INSTRUCTIONS TO FOLLOW
If a line in the following entries contains the string "glyph", it counts toward the total; report only that total.

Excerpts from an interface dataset
::::::::::

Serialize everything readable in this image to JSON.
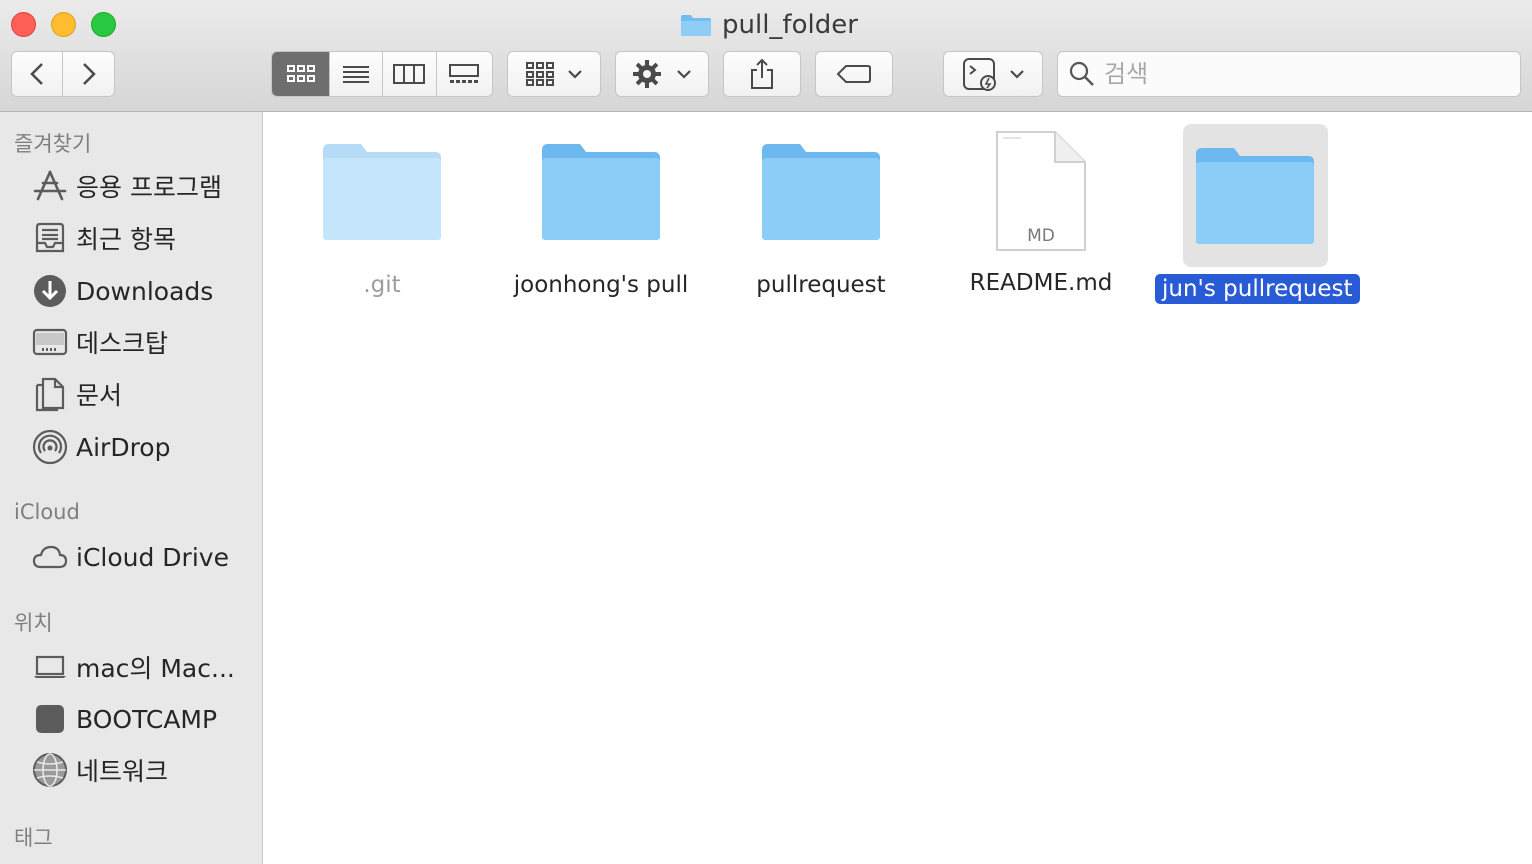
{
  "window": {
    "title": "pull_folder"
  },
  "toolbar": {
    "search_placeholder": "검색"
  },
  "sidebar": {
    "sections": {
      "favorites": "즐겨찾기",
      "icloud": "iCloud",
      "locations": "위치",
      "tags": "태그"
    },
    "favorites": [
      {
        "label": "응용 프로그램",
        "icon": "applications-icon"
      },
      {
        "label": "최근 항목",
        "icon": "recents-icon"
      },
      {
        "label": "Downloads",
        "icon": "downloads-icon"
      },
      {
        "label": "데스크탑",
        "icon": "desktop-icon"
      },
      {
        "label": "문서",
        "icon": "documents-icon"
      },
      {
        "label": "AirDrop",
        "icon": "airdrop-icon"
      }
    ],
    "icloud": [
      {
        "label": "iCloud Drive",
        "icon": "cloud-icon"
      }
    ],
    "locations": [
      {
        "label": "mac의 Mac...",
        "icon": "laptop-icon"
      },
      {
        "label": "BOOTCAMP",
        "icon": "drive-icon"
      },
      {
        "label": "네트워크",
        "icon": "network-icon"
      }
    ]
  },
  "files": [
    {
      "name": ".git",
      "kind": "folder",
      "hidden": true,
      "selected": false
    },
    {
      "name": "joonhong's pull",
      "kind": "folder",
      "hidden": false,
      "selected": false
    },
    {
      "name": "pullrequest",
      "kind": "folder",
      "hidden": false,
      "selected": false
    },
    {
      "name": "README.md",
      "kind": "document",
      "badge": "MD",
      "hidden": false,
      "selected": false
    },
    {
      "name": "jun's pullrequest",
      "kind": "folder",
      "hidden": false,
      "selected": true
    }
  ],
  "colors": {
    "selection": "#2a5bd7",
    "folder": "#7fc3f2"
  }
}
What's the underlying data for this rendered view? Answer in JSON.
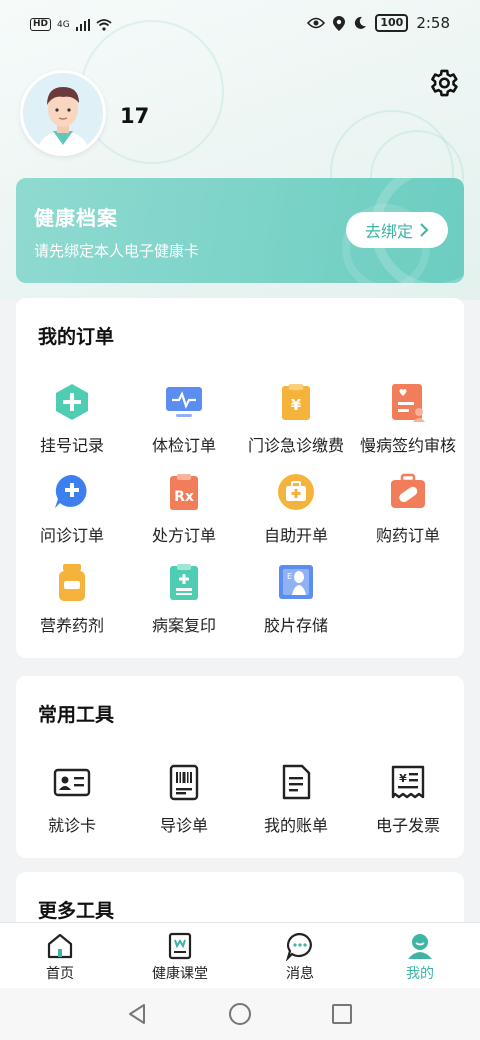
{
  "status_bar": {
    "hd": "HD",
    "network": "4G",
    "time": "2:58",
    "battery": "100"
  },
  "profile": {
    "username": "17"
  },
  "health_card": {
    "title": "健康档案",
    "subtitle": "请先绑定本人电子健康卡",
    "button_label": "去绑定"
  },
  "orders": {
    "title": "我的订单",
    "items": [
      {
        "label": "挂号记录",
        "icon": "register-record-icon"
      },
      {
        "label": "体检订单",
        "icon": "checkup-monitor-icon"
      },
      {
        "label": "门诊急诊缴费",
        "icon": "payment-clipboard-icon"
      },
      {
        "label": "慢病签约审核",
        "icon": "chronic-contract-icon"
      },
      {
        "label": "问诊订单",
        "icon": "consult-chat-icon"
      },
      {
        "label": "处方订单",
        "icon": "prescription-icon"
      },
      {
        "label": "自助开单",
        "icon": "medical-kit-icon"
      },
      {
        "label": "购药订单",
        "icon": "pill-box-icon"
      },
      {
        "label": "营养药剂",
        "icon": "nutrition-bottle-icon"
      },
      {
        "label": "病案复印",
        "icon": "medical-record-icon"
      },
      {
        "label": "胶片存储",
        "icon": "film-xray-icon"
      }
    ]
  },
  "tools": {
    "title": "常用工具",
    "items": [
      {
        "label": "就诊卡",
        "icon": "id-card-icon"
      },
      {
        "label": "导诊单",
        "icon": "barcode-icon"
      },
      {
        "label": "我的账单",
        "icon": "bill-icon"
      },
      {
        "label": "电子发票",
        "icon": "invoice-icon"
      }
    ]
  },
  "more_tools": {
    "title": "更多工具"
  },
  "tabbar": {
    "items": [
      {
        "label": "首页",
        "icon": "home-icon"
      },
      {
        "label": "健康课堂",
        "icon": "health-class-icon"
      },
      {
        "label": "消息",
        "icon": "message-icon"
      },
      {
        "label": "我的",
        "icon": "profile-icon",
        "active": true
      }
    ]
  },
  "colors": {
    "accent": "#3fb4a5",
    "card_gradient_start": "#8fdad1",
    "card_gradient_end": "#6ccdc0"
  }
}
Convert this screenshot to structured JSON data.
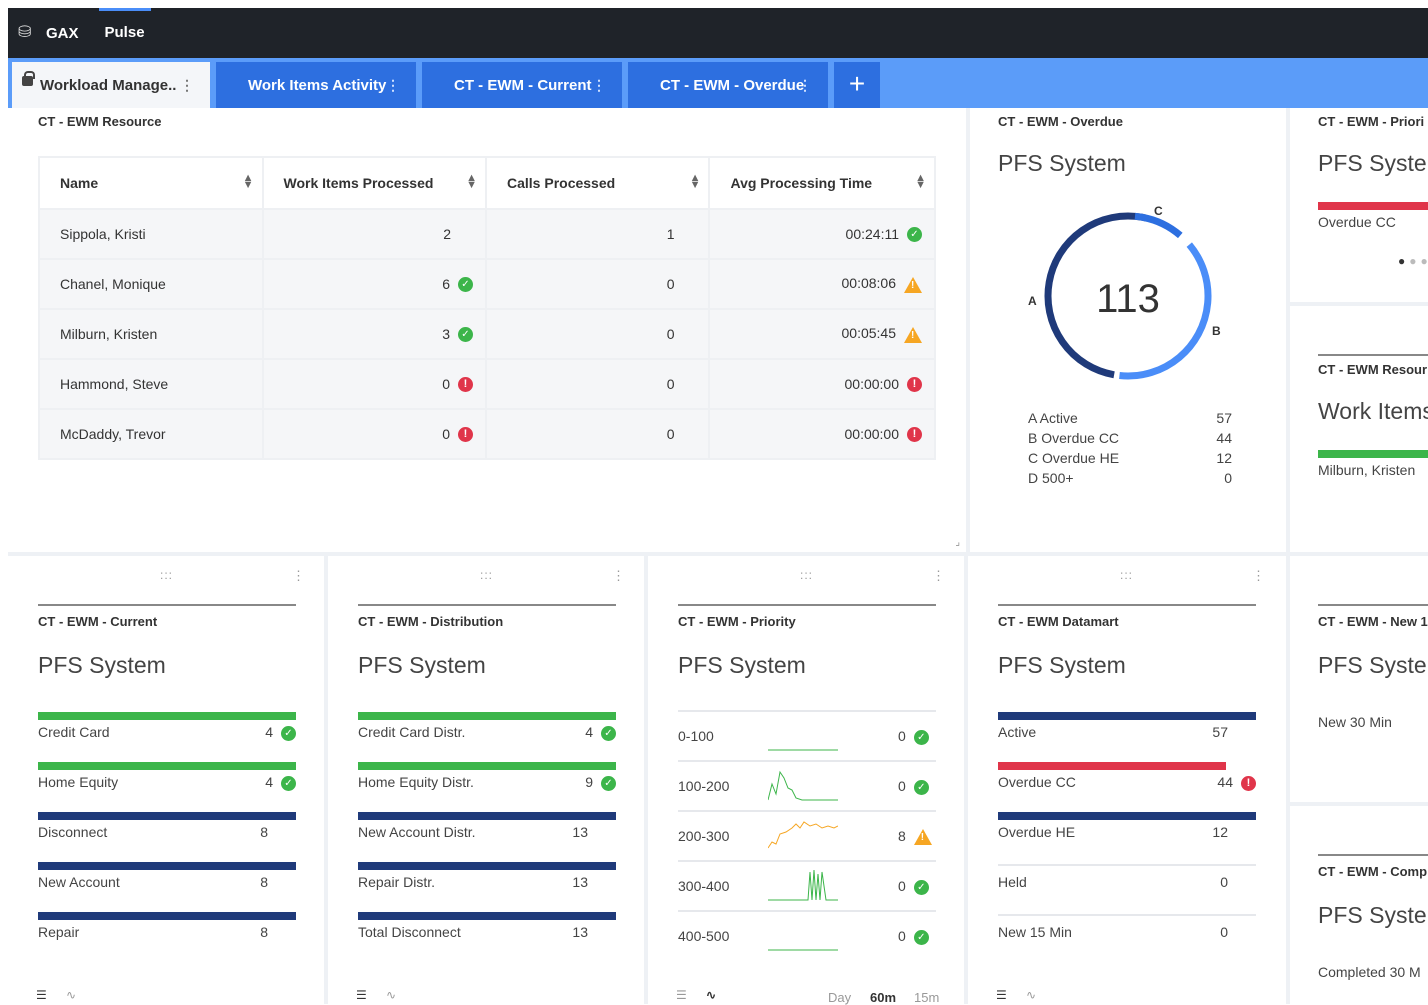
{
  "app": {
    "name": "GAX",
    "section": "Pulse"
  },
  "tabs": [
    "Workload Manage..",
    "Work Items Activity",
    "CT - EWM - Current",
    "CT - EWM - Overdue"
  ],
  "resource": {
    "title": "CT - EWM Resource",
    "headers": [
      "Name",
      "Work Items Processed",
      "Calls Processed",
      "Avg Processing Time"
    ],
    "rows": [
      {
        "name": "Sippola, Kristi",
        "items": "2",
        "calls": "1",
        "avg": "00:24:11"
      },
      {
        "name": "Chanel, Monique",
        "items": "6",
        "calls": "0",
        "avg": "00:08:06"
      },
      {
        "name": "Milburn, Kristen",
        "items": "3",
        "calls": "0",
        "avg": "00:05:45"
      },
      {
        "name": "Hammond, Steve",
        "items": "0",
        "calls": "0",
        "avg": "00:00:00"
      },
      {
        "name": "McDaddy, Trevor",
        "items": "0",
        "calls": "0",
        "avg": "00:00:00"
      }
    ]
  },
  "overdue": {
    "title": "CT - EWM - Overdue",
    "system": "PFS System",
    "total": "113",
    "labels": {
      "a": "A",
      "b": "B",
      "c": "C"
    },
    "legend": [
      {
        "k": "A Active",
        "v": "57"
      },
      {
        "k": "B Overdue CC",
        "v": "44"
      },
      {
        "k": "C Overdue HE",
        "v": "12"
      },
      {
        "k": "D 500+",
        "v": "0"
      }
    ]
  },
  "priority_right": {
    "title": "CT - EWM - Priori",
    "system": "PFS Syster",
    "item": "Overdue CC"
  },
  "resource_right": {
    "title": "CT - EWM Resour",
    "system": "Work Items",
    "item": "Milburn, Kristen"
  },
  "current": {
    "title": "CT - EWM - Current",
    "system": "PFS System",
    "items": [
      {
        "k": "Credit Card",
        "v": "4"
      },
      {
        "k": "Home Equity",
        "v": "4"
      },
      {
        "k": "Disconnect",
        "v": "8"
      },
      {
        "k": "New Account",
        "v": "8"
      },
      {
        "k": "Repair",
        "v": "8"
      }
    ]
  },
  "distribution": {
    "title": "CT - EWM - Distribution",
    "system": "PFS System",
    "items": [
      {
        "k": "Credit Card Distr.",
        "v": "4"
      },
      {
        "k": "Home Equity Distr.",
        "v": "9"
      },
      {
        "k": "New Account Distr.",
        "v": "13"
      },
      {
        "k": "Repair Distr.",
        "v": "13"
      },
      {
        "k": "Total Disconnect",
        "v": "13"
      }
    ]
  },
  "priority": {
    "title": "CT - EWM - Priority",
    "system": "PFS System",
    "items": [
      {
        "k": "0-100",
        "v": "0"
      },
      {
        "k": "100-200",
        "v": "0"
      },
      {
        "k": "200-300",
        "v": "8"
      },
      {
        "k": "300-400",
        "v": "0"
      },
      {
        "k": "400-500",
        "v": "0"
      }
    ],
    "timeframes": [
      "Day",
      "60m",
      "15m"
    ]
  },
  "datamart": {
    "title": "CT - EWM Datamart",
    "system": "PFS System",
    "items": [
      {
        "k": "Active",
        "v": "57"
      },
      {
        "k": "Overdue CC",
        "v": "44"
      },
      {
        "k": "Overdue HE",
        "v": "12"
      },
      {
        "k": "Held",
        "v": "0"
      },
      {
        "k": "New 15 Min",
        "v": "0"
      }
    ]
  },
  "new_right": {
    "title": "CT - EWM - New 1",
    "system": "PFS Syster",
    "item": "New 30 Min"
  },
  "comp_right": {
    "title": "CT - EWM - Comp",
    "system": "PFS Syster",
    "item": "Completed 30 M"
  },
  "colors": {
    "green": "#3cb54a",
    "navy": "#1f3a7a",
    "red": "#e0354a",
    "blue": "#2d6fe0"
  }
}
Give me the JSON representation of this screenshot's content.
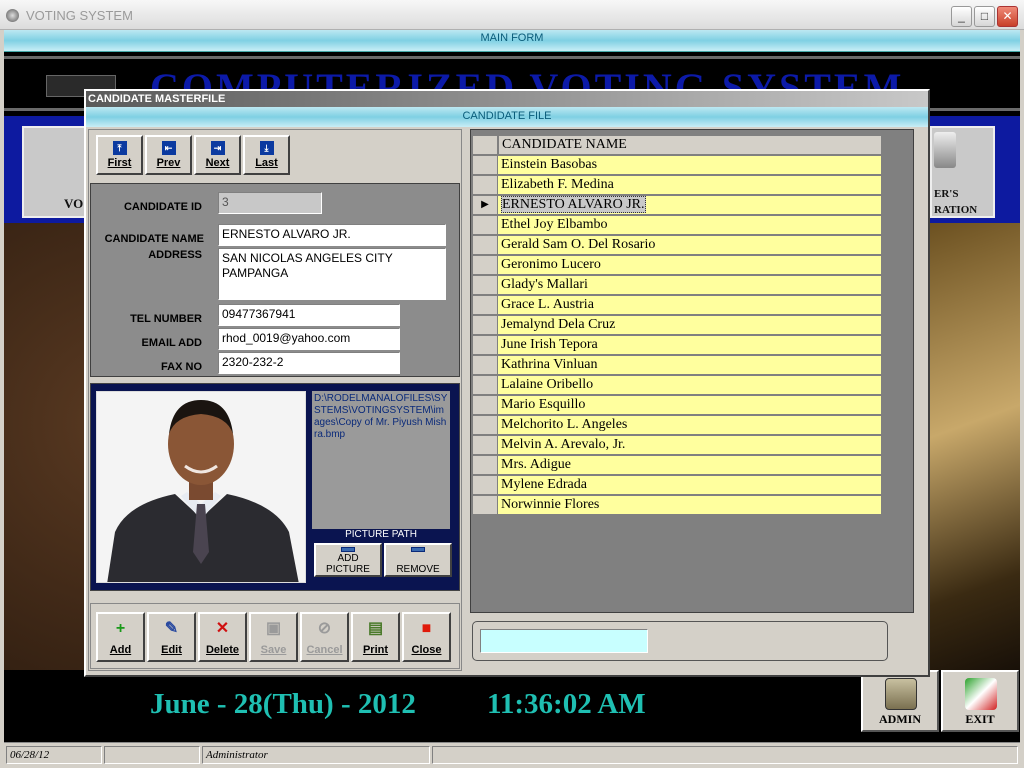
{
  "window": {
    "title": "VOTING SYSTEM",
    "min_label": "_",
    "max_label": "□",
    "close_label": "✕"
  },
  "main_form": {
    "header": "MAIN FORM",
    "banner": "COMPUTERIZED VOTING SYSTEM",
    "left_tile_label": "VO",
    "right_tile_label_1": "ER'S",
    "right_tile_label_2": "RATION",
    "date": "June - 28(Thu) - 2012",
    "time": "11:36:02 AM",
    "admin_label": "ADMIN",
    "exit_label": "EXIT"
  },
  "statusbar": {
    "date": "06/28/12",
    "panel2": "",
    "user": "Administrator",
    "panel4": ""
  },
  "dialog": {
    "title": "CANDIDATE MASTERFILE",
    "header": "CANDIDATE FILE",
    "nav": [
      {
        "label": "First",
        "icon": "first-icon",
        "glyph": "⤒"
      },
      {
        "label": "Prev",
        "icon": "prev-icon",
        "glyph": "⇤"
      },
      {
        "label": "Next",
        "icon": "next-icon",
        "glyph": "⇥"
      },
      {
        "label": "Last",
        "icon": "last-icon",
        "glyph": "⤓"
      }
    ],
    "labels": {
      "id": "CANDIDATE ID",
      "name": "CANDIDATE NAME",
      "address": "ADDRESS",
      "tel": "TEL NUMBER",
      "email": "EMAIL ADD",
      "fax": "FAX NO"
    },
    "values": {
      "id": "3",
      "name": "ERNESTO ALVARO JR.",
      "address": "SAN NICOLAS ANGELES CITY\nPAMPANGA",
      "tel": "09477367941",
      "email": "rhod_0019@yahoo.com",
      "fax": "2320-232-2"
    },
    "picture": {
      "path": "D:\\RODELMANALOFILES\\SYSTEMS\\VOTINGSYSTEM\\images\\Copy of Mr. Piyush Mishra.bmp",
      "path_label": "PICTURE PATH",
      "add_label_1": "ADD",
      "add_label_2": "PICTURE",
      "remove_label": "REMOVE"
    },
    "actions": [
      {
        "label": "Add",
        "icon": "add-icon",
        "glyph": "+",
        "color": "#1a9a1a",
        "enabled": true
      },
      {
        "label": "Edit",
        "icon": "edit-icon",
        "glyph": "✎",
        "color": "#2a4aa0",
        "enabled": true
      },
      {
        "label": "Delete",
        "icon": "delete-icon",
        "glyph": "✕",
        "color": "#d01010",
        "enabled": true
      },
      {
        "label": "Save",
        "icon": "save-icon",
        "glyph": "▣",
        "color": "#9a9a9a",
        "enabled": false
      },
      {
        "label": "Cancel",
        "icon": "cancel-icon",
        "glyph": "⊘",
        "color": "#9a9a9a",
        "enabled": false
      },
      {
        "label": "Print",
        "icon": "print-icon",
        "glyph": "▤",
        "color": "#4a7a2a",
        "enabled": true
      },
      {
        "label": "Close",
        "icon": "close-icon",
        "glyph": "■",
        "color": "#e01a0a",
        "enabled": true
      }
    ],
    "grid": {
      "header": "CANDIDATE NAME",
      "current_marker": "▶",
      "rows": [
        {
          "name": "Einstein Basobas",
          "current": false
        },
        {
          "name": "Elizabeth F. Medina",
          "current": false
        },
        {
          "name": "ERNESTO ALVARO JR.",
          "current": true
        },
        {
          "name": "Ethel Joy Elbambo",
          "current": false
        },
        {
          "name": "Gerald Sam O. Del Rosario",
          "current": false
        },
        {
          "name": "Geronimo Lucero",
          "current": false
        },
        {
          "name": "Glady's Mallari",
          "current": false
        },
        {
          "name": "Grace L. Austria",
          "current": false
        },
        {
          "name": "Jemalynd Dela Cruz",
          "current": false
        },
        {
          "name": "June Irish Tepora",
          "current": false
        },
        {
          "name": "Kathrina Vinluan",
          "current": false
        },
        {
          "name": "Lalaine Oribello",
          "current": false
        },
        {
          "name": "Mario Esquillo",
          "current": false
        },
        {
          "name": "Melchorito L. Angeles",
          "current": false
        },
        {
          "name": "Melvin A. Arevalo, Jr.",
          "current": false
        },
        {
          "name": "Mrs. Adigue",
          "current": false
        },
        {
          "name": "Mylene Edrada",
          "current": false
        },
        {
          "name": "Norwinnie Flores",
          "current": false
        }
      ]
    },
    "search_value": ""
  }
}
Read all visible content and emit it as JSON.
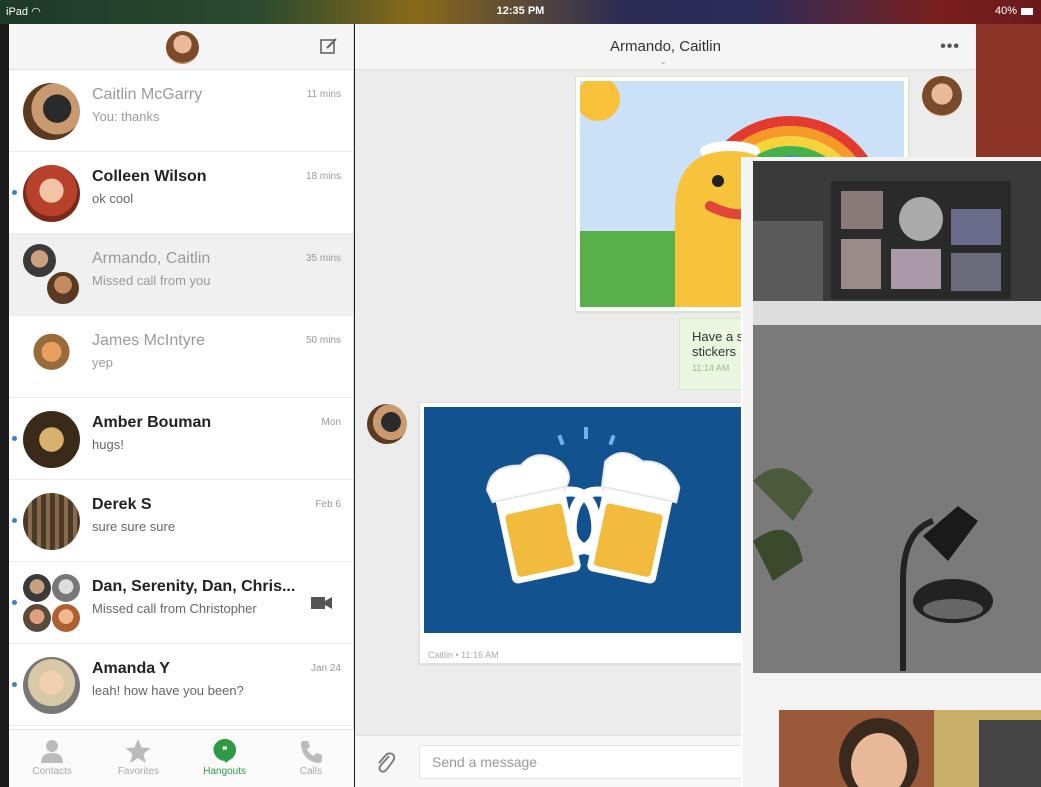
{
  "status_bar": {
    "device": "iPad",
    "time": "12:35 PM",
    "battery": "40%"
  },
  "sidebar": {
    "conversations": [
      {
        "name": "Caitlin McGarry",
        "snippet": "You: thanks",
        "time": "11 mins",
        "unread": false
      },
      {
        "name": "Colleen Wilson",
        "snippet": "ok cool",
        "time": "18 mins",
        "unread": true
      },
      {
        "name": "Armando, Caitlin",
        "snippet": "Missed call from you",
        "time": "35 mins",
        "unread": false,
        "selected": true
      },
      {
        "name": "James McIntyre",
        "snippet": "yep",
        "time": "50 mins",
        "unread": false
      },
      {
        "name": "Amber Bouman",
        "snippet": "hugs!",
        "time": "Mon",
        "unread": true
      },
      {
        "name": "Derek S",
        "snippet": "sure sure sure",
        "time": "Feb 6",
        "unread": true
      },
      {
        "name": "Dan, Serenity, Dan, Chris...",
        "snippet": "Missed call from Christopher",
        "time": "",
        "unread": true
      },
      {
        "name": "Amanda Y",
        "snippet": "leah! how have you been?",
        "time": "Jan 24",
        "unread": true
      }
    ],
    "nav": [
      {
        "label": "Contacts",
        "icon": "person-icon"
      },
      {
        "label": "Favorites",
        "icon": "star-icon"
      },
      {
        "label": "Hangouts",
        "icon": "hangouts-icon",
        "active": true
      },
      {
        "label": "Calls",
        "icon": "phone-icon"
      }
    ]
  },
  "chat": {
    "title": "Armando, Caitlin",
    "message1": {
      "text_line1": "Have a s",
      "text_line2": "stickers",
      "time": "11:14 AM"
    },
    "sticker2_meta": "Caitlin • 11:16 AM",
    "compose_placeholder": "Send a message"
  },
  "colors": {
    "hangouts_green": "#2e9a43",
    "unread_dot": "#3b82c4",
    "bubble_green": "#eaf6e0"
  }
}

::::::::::

ANSWER TO THIS PROBLEM
11